=== Begin Enclosure ===
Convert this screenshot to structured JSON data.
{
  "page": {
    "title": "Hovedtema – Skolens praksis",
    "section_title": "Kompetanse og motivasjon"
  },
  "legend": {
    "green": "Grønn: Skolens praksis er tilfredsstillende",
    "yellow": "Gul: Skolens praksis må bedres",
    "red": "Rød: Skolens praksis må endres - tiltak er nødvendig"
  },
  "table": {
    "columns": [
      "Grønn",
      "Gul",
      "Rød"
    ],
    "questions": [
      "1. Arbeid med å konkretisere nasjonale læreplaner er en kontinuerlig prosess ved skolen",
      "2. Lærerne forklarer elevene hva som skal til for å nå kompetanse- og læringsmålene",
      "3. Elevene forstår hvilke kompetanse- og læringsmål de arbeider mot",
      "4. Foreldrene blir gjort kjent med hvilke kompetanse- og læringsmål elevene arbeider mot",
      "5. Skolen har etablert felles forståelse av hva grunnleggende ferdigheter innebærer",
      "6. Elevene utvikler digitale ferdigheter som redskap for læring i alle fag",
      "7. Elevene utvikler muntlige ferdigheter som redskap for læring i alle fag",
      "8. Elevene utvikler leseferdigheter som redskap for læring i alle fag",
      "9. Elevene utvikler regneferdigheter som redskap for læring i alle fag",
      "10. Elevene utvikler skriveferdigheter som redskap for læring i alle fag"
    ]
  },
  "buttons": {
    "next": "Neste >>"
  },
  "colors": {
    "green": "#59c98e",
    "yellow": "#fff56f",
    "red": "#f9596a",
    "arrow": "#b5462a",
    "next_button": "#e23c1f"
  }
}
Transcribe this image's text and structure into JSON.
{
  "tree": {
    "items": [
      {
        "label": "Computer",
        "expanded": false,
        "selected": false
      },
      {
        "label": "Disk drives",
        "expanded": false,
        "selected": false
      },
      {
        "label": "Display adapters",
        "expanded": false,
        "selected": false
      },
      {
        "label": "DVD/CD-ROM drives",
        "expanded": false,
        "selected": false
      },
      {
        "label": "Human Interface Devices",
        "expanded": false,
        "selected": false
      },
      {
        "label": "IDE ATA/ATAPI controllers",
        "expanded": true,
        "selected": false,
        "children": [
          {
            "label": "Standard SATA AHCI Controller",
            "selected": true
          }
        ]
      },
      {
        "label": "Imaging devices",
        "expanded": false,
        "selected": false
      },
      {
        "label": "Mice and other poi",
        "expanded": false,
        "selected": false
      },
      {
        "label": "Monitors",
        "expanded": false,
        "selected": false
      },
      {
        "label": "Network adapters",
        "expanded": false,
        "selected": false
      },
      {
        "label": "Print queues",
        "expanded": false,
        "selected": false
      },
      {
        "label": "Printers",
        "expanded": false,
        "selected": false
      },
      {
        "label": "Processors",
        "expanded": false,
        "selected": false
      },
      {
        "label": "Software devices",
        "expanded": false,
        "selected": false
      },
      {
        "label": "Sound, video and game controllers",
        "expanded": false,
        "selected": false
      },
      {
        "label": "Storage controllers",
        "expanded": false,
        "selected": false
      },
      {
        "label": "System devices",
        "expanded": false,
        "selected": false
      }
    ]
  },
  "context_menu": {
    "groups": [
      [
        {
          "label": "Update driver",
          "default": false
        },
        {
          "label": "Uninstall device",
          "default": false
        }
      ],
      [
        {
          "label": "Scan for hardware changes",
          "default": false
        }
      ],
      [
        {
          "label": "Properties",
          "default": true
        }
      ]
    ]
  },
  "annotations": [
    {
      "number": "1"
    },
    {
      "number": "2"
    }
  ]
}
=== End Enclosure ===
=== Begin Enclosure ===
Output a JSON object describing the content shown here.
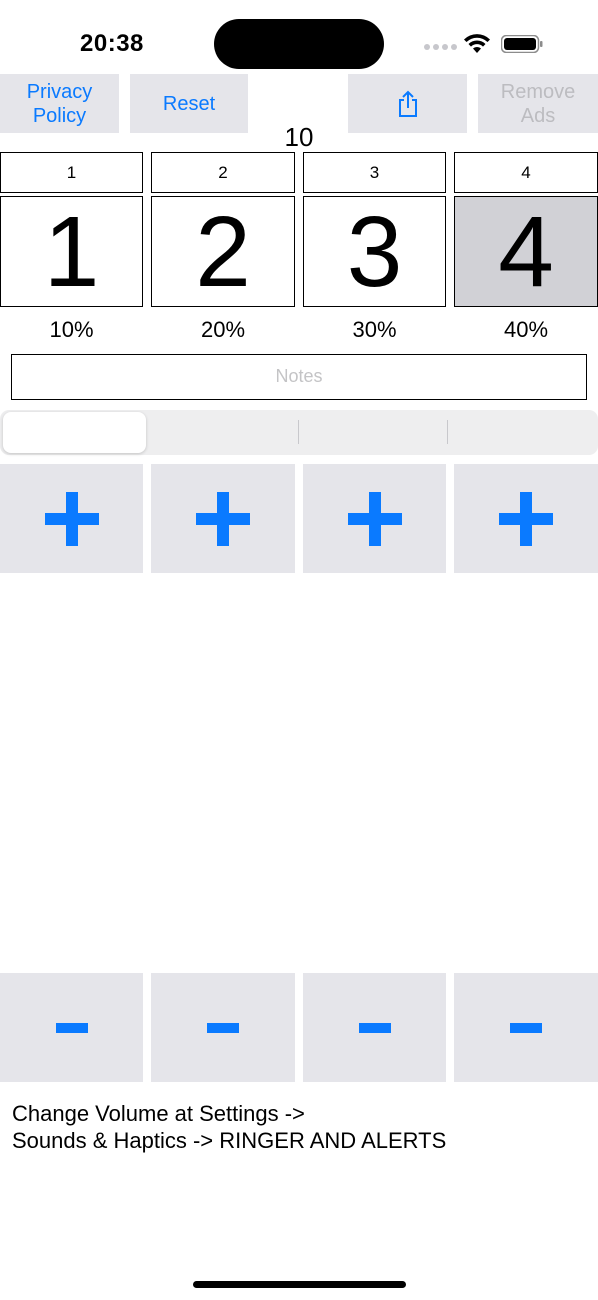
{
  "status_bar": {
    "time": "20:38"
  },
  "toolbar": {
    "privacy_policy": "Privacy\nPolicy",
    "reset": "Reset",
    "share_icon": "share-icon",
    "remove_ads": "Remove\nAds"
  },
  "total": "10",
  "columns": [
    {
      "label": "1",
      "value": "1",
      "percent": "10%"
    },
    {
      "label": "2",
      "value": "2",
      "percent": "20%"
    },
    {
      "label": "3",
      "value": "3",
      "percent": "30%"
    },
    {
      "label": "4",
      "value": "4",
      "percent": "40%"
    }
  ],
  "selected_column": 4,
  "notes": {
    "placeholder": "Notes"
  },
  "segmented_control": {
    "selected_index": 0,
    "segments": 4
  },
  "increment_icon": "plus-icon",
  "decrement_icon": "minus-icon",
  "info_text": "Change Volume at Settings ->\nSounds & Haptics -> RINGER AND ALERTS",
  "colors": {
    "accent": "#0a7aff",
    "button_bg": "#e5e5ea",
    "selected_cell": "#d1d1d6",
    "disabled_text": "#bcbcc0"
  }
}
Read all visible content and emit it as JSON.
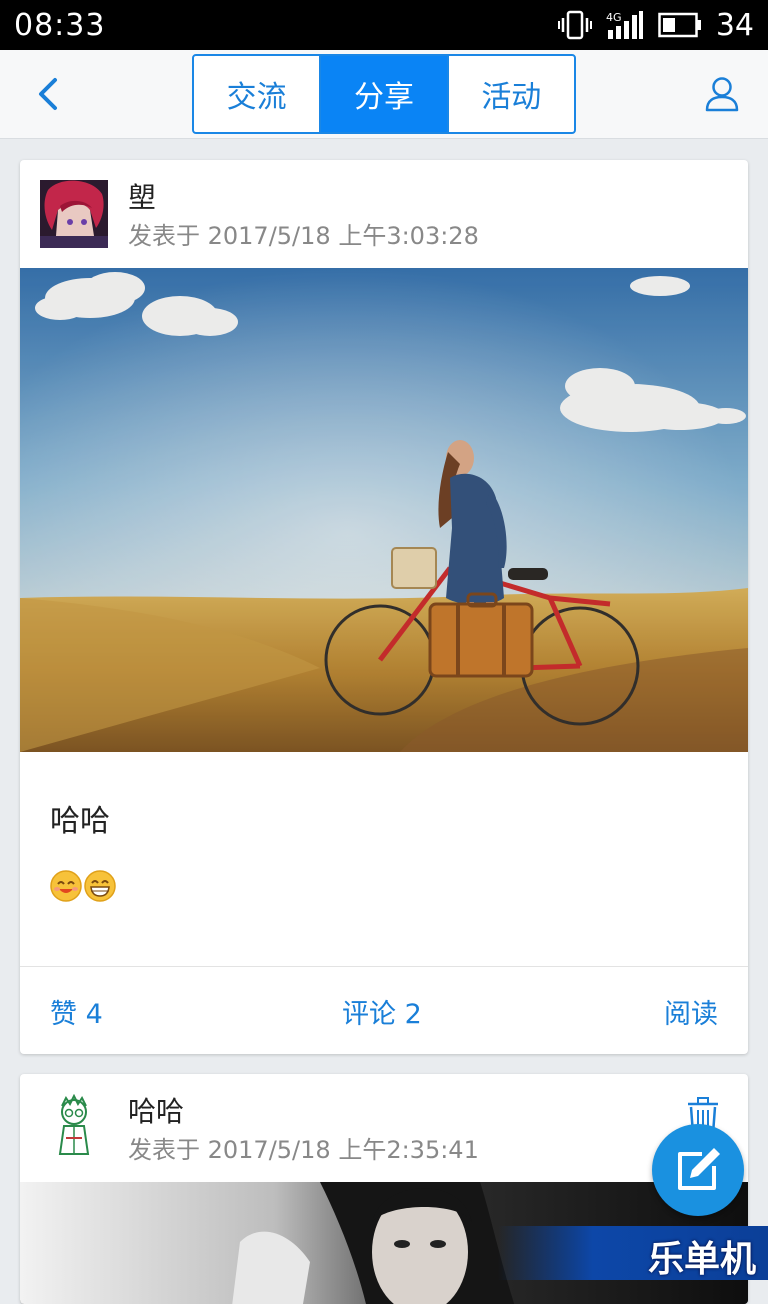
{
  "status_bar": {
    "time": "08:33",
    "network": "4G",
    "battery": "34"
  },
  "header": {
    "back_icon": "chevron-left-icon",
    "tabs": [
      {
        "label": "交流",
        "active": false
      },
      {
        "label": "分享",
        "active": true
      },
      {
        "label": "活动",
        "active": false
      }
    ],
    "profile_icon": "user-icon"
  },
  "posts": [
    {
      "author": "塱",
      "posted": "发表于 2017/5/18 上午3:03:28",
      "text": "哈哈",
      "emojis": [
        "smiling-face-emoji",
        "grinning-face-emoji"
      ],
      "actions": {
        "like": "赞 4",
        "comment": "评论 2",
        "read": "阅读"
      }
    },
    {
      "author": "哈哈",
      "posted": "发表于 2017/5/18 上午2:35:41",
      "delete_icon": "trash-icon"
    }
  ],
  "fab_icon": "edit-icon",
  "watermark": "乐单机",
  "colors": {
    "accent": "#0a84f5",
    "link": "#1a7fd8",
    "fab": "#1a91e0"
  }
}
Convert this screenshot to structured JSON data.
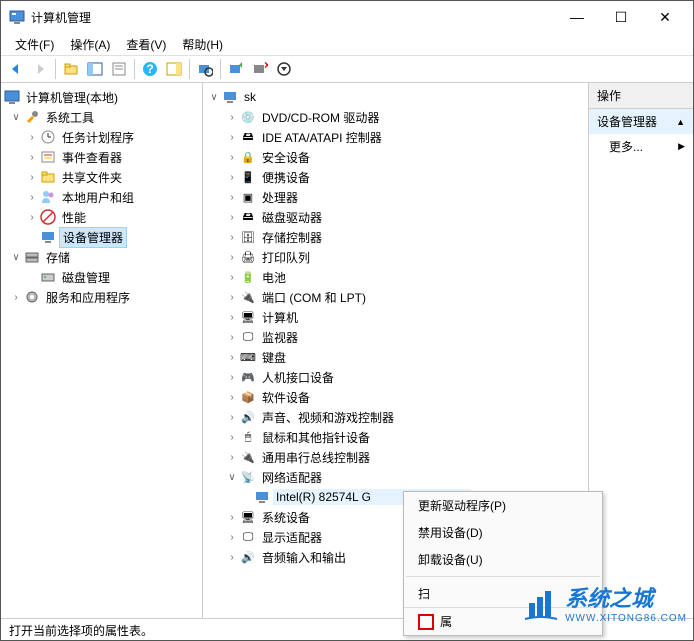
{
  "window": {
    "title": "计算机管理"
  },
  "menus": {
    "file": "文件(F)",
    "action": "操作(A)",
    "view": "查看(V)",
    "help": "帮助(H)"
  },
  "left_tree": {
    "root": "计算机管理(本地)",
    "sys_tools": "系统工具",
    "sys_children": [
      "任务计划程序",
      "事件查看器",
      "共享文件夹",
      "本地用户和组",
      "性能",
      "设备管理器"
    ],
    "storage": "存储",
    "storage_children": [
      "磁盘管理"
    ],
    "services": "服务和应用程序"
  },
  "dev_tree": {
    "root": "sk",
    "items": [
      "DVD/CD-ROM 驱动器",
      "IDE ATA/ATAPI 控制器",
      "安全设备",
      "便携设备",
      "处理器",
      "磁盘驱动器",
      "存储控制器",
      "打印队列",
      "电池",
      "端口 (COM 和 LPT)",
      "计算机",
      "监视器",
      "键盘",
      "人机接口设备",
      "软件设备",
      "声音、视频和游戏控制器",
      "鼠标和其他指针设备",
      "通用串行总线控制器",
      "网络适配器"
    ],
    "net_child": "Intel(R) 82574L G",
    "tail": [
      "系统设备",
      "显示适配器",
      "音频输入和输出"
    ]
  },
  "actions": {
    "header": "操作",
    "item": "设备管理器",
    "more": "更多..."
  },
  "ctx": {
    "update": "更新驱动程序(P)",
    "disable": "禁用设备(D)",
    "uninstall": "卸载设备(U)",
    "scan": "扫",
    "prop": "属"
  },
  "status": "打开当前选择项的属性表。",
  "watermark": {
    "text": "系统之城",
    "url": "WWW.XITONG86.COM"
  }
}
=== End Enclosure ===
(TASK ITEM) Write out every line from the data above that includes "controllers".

(RESULT OF THE EXERCISE)
        "label": "IDE ATA/ATAPI controllers",
        "label": "Sound, video and game controllers",
        "label": "Storage controllers",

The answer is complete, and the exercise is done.